Reading time icon 5 min. read

Readers help support Windows Report. We may get a commission if you buy through our links. Tooltip Icon

Read our disclosure page to find out how can you help Windows Report sustain the editorial team Read more

A surprise reveal during last week’s Xbox & Bethesda Developer_Direct, Hi-Fi Rush arguably stole the show when it was announced that the game would release following the showcase event—and on Xbox Game Pass, no less. The style-infused rhythm-action game has since taken the gaming world by storm, with more than a few calling it an early contender for 2023’s game of the year. You can see the trailer from the Developer_Direct below.

And now we at OnMSFT deliver our impressions on this surprise Xbox hit.

Kareem Anderson

We’ll start with fellow writer here at OnMSFT Kareem Anderson, who had this to say of Hi-Fi Rush:

I thought it was fun. I loved the art style and the over-the-top story it’s building to.

I didn’t play through the whole thing, but I got in about two hours worth. It’s refreshing to play something other than 100 hr RPG or first person shooter. If I had to put money towards the game, I’d say 35-40 would have been a decent amount for it, but I’m glad it’s on game pass.

I didn’t play with that weird beat tracker on, and I suppose that helped my anxiety with matching the beat. I know some people did and complained about the game. I would recommend that during a first play through to play without it, because it’s still a button smash game at its core but to get those cool combos and animations I could see someone wanting to play with that beat matcher on it.

Hi-Fi Rush screenshot

The other cool thing is how the artwork helps ease the transitions between cut scenes and actual game play.

Also enjoyed the random platforming that appears every now and then. Nice change up.

David Allen

Agreed, I got to say, I didn’t get the time I wanted with the game over the week but I enjoyed it, just pure fun, no K/D ratios to worry with, no yelling in the microphone, I’d buy it if not on Game Pass, it’s pure fun, I have a younger nephew that once taught, jumped right in.

Robert Collins

At this point I’ve completed “Track 4,” so I am nearly halfway through the game. There’s a lot to like about Hi-Fi Rush. I love the game’s crisp cel-shaded visuals. It’s right up there with the best animated TV shows. I also like the story and characters, especially the back and forth between Chai and Peppermint. Their dialogue is definitely worth a few chuckles, and the occasional tension between them is what really drives much of the story so far.

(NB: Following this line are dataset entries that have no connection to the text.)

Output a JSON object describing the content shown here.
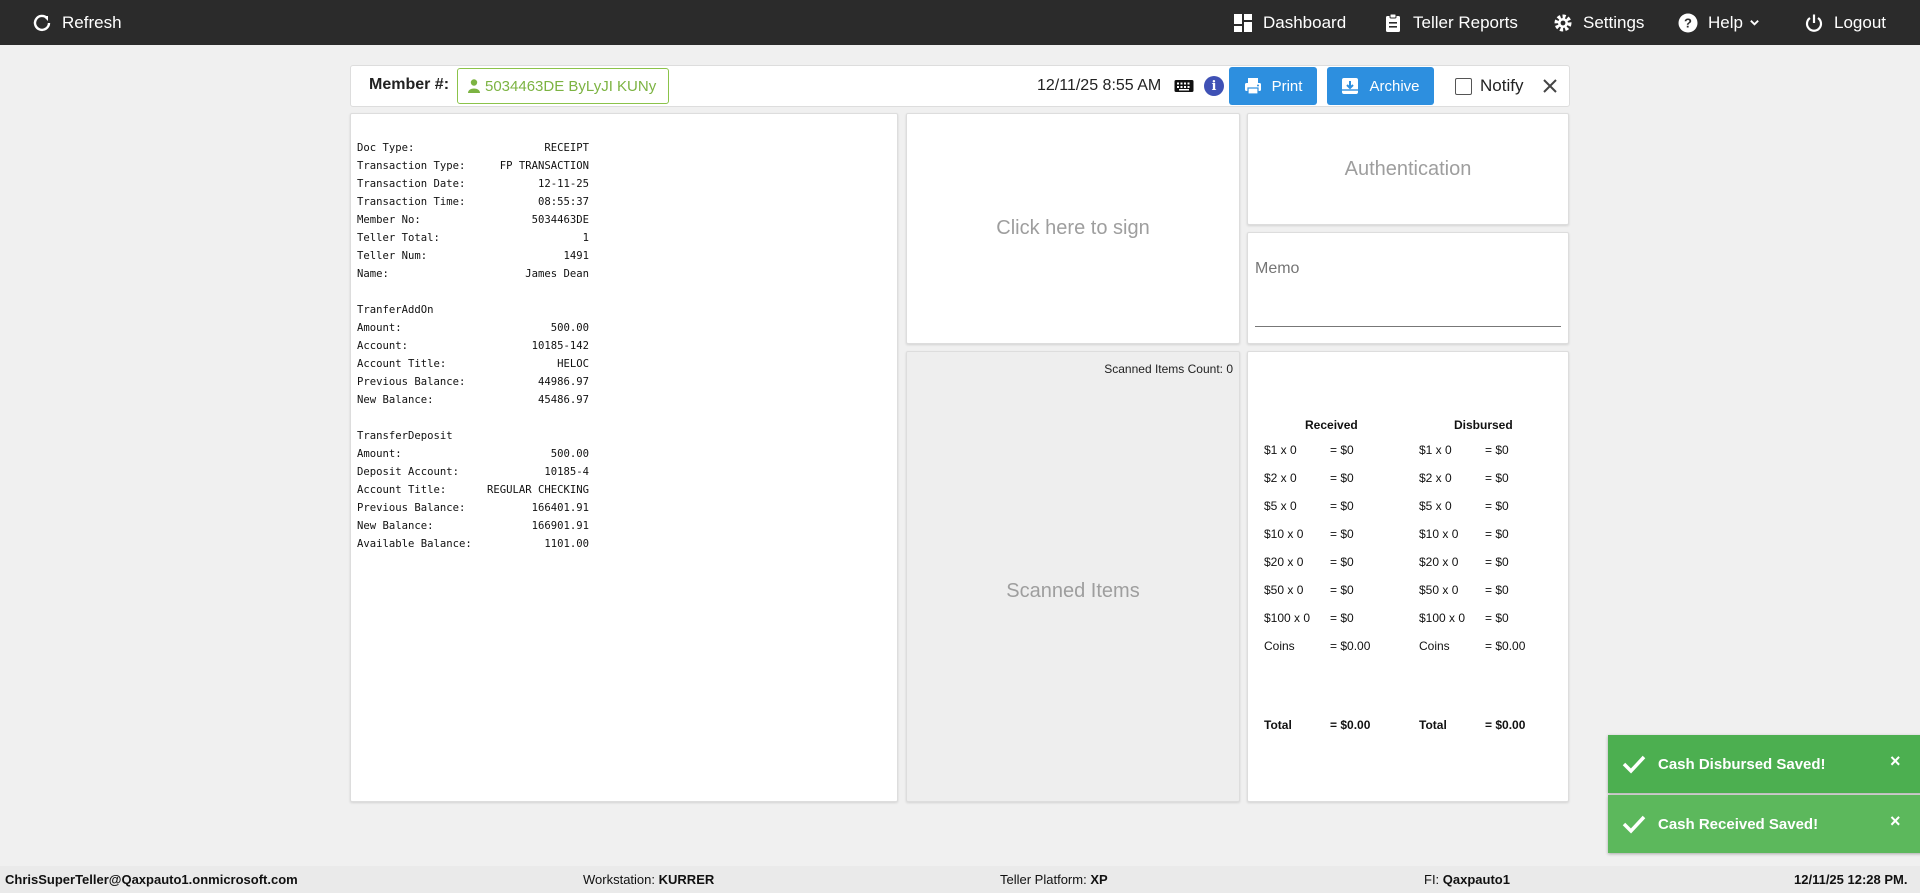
{
  "nav": {
    "refresh": "Refresh",
    "dashboard": "Dashboard",
    "teller_reports": "Teller Reports",
    "settings": "Settings",
    "help": "Help",
    "logout": "Logout"
  },
  "header": {
    "member_label": "Member #:",
    "member_value": "5034463DE ByLyJI KUNy",
    "datetime": "12/11/25 8:55 AM",
    "info_glyph": "i",
    "print": "Print",
    "archive": "Archive",
    "notify": "Notify"
  },
  "receipt": {
    "doc": [
      {
        "label": "Doc Type:",
        "value": "RECEIPT"
      },
      {
        "label": "Transaction Type:",
        "value": "FP TRANSACTION"
      },
      {
        "label": "Transaction Date:",
        "value": "12-11-25"
      },
      {
        "label": "Transaction Time:",
        "value": "08:55:37"
      },
      {
        "label": "Member No:",
        "value": "5034463DE"
      },
      {
        "label": "Teller Total:",
        "value": "1"
      },
      {
        "label": "Teller Num:",
        "value": "1491"
      },
      {
        "label": "Name:",
        "value": "James Dean"
      }
    ],
    "section1_title": "TranferAddOn",
    "section1": [
      {
        "label": "Amount:",
        "value": "500.00"
      },
      {
        "label": "Account:",
        "value": "10185-142"
      },
      {
        "label": "Account Title:",
        "value": "HELOC"
      },
      {
        "label": "Previous Balance:",
        "value": "44986.97"
      },
      {
        "label": "New Balance:",
        "value": "45486.97"
      }
    ],
    "section2_title": "TransferDeposit",
    "section2": [
      {
        "label": "Amount:",
        "value": "500.00"
      },
      {
        "label": "Deposit Account:",
        "value": "10185-4"
      },
      {
        "label": "Account Title:",
        "value": "REGULAR CHECKING"
      },
      {
        "label": "Previous Balance:",
        "value": "166401.91"
      },
      {
        "label": "New Balance:",
        "value": "166901.91"
      },
      {
        "label": "Available Balance:",
        "value": "1101.00"
      }
    ]
  },
  "sign": {
    "text": "Click here to sign"
  },
  "scanned": {
    "count_text": "Scanned Items Count: 0",
    "title": "Scanned Items"
  },
  "auth": {
    "text": "Authentication"
  },
  "memo": {
    "label": "Memo"
  },
  "cash": {
    "received_header": "Received",
    "disbursed_header": "Disbursed",
    "received": [
      {
        "label": "$1 x 0",
        "value": "= $0"
      },
      {
        "label": "$2 x 0",
        "value": "= $0"
      },
      {
        "label": "$5 x 0",
        "value": "= $0"
      },
      {
        "label": "$10 x 0",
        "value": "= $0"
      },
      {
        "label": "$20 x 0",
        "value": "= $0"
      },
      {
        "label": "$50 x 0",
        "value": "= $0"
      },
      {
        "label": "$100 x 0",
        "value": "= $0"
      },
      {
        "label": "Coins",
        "value": "= $0.00"
      }
    ],
    "disbursed": [
      {
        "label": "$1 x 0",
        "value": "= $0"
      },
      {
        "label": "$2 x 0",
        "value": "= $0"
      },
      {
        "label": "$5 x 0",
        "value": "= $0"
      },
      {
        "label": "$10 x 0",
        "value": "= $0"
      },
      {
        "label": "$20 x 0",
        "value": "= $0"
      },
      {
        "label": "$50 x 0",
        "value": "= $0"
      },
      {
        "label": "$100 x 0",
        "value": "= $0"
      },
      {
        "label": "Coins",
        "value": "= $0.00"
      }
    ],
    "received_total_label": "Total",
    "received_total_value": "= $0.00",
    "disbursed_total_label": "Total",
    "disbursed_total_value": "= $0.00"
  },
  "toasts": [
    {
      "text": "Cash Disbursed Saved!",
      "close": "×"
    },
    {
      "text": "Cash Received Saved!",
      "close": "×"
    }
  ],
  "footer": {
    "user": "ChrisSuperTeller@Qaxpauto1.onmicrosoft.com",
    "workstation_label": "Workstation:",
    "workstation_value": "KURRER",
    "platform_label": "Teller Platform:",
    "platform_value": "XP",
    "fi_label": "FI:",
    "fi_value": "Qaxpauto1",
    "timestamp": "12/11/25 12:28 PM."
  },
  "colors": {
    "nav_bg": "#2b2b2b",
    "button_blue": "#2d8fdf",
    "member_green": "#7cb342",
    "toast_green": "#4caf50",
    "info_blue": "#3f51b5"
  }
}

The plot revolves around an evil corporation that is apparently up to something shady with its AI research, specifically using it as a gateway to mind control. It seems like pretty typical stuff as in what you’d find in an anime show geared toward older kids. And I guess that’s probably appropriate for the game.

In terms of the gameplay, honestly I had a little trouble getting into the swing of things in the beginning. I should say that with the caveat that rhythm games are most definitely not my forte. In fact, I downright stink at them, and this game was no exception. For the “rhythmically challenged” like myself, the game can be a tad frustrating, especially in the beginning. I eventually discovered you could just mash buttons in the combat segments and get by. But the game has all kinds of environmental obstacles that you’ll need to contend with via button pressing sequences that are, of course, synced to the beat of the game, and mastering them can be a trail and error process.

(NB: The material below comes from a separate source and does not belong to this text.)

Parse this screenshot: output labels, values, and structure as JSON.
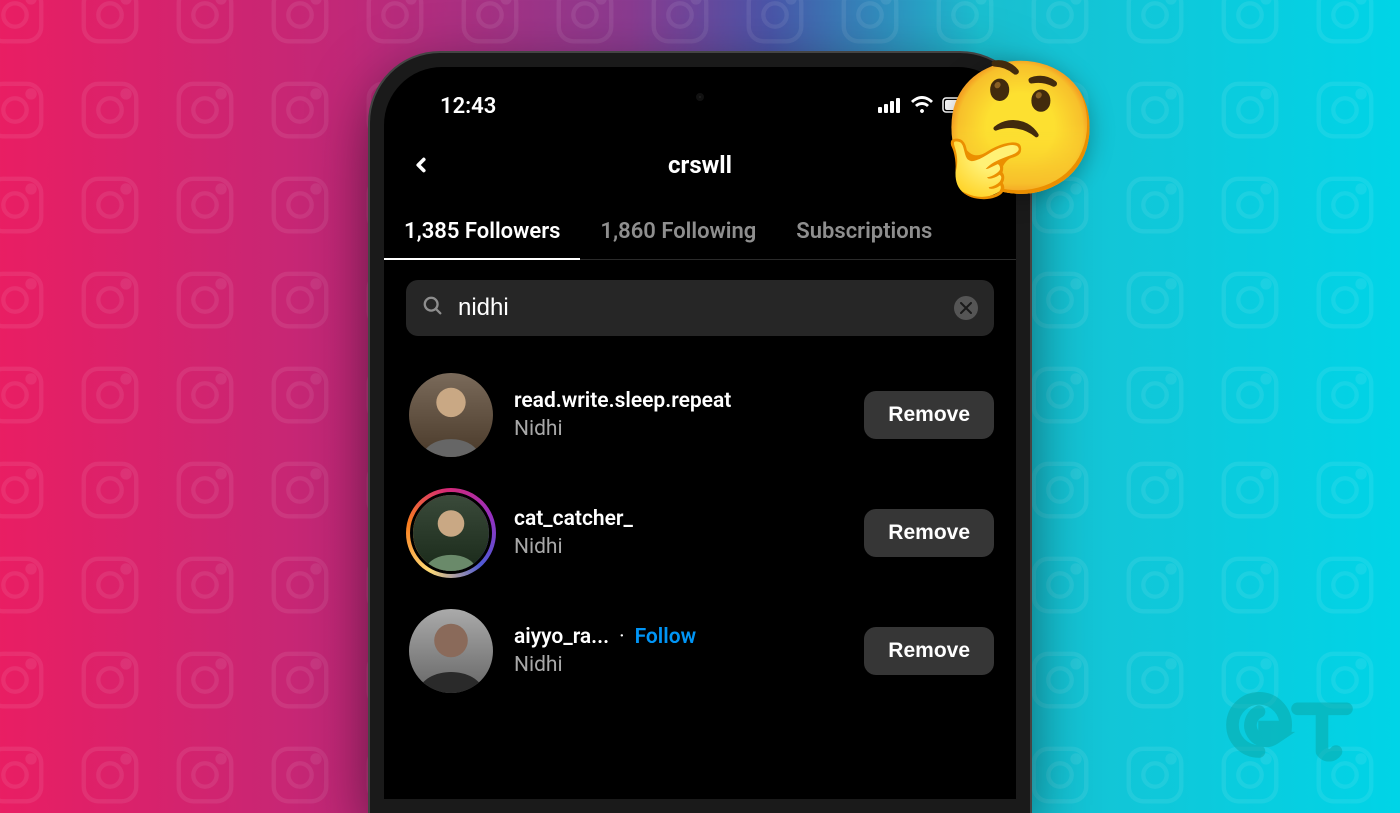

Hi-Fi Rush screenshot

I also found the tutorials to be exhausting. The tutorials are never too long in themselves, but they seem to be never-ending. It’s great that the game is constantly introducing new gameplay mechanics to mix things up, and that it takes time to explain them, but less patient gamers may get annoyed with the constant tutorials in this game, even nearing the halfway mark.

It’s nice that the game is always mixing things up between fighting and platforming bits, as well as the occasional puzzle and scripted events like obstacle-strewn rail rides. The game never does one thing long enough for it grow tiring. All in all I’ve enjoyed Hi-Fi Rush so far…to a degree. But not so much as to put it on my Game of the Year list.

And now we turn it over to you

Now that we’ve shared our impressions of Hi-Fi Rush, we want to know what you think of the game. Have you had a chance to try it out for yourself? If so, what are your impressions? Do you think it’s game of the year material? Share your thoughts down in the comments below.

Featured image via Forbes. 

Special thanks to Kareem Anderson and David Allen for contributing their feedback.